Church fire-bombings: 'Remember this day'
'My tears flow as I read what has happened. I am speechless. It was a sad day today for Malaysia.'
Doc Sarna: Dear prime minister, remember this day - Jan 8, 2010. It is the date that 1Malaysia was cremated. It is the date from which we can no longer live in a country that we can describe as peaceful. It is a date when the people who were supposed to protect us have allowed such shameful acts to be carried out.
It was you, Mr PM, who said demonstrations on mosque premises would be allowed.
All religious premises should be a melting pot of tolerance, not places to spark off the flames of intolerance. Candlelight vigils have been banned, but demonstrations where racial insults are hurled are tolerated. Is this 1Malaysia or is this Malaysia for one group only?
Lvbala: My tears flow as I read what has happened. I am speechless. It was a sad day today for Malaysia.
Mythots: To all Malaysians, this is a sad day for us all, to witness religious intolerance and bigotry. Let us pray for our country. God will not be mocked by the evil that men do. They will pay the price, be assured.
For now, we pray for a peaceful resolution to the problem at hand. When politicians play with religion, they play with fire, which can quickly rage out of control. Time and again, we have seen this happen in history.
Religion is the basis of one's beliefs and existence, take that away from a person, he is nothing but a shell, empty and devoid of meaning. I pray for the level heads to bring this problem to a quick and just solution.
We all believe in God, who teaches us to live in peace. God gave us the power of choice. Let us make good use of it.
Yang: Perhaps the most ironic thing to come out of all this is that while there is unrest in Peninsula Malaysia, the word 'Allah' continues to be used by East Malaysians and in the Malay version of The Herald , just as it has been used for many years before this.
Keturunan Malaysia: Please do not lump everyone under a race or religion as bad and wicked. Evil-doers have existed in every race and religion in the past, they exist now, and they will exist for a long, long time to come. They should be the objects of our scorn, not members of any race or religion.
Moontime: The people involved in these acts of extremism do not deserve to be called Malaysians. Why do my gut feelings tell me the perpetrators are from Umno? Because this party has increasingly become extremist, purportedly as part of the agenda of protecting Islam and Malays.
Let reason and calmness prevail or we risk destroying all that our forefathers built up over the years. Do not play with fire if you do not know how to stop it from spreading. If you are itching for another May 13 incident, I've got news for you: It ain't gonna happen.
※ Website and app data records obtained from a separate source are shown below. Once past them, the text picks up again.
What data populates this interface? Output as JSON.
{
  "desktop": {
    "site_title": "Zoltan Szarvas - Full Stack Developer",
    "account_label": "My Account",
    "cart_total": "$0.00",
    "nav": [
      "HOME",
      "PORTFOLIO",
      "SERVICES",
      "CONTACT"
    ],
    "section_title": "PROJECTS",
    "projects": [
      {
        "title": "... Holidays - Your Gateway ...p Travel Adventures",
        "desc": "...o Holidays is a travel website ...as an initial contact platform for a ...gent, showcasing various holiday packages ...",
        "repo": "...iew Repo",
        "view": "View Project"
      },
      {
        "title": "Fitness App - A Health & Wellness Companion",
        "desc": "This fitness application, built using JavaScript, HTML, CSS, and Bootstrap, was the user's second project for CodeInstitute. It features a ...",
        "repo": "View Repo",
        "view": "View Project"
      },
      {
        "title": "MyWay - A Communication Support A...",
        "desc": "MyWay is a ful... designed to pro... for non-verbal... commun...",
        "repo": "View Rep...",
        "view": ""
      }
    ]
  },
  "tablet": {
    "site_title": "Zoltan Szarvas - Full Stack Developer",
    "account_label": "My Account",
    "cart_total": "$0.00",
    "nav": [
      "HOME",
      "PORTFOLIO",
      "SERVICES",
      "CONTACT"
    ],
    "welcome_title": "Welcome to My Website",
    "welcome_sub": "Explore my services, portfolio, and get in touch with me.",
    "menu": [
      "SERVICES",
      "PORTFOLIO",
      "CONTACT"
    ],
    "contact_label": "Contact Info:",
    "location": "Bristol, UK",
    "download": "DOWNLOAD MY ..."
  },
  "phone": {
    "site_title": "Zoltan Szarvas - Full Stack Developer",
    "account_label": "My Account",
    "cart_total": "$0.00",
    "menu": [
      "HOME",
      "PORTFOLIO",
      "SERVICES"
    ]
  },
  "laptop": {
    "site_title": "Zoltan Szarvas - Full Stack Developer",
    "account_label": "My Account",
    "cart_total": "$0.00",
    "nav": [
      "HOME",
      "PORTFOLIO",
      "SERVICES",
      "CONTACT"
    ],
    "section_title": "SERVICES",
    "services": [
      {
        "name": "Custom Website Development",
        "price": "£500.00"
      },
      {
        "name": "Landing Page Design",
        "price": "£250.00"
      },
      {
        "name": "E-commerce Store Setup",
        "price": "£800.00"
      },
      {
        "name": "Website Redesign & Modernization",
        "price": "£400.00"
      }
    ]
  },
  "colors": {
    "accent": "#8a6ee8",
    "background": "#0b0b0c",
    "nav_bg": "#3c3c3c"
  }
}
Hovid: Please do not blame the Muslims of Malaysia. These are acts perpetrated by a small group of fanatics with ill intentions and to cause fear and tensions. We shall refrain from writing negative comments about our Muslim friends over the Internet. Otherwise, we will fall into their trap. Perhaps they knew the turn-up at this afternoon's protests would be poor, so they resort to these actions.
Bernard Chen: Islam is not a religion of intolerance. No religion teaches such violence as we have seen today. These works are the works of people who have no morals, values or principles. These are the works of the devil, who is against all good, regardless of religion. This is against the peace of our beloved nation.
Nicholas Lim: I was at the church that was burned in Desa Melawati this afternoon. There was a crowd there consisting mostly of church members and their pastor. What struck me was that there was no outward show of anger, no hysterical chanting of retaliation or any other negative actions.
Instead I find that those who were there feel only sadness that such thing can happen in our beloved country. During the interview with Tourism Minister Ng Yen Yen, the church's pastor said something like 'we forgive them...'.
It nearly brought tears to my eyes. His beloved church has be burned to the ground... but instead of stirring up the emotions of his flocks, he appeal for calm and ask all to forgive those who had done the damage.
This is what I called 'the true teaching'. By the way, I am not a Christian. I am a student of the Buddha. Buddha taught us the same thing.
Habsah Ibrahim: Ironically, the Assumption Church is the church where Matthew Danker, the father-in-law of former prime minister Abdullah Ahmad Badawi attended. His funeral was held there recently and attended by Abdullah. Pak Lah must be very sad...
Avery: It is a sad day for our country. Its leadership is helpless to stop the protests, just when it mattered most. Can we change a court decision by simply burning places of worship? Is this an attempt to show that might is right? Can Malaysia still be considered a ‘moderate' Muslim country after what we have seen these past few days?
AbuArif: I am terribly, terribly embarrassed. I almost cried. I am sorry, dear Malaysians. As a Muslim, I am truly ashamed. I pray for peace and calm. Salam sejahtera all. Wakarjun.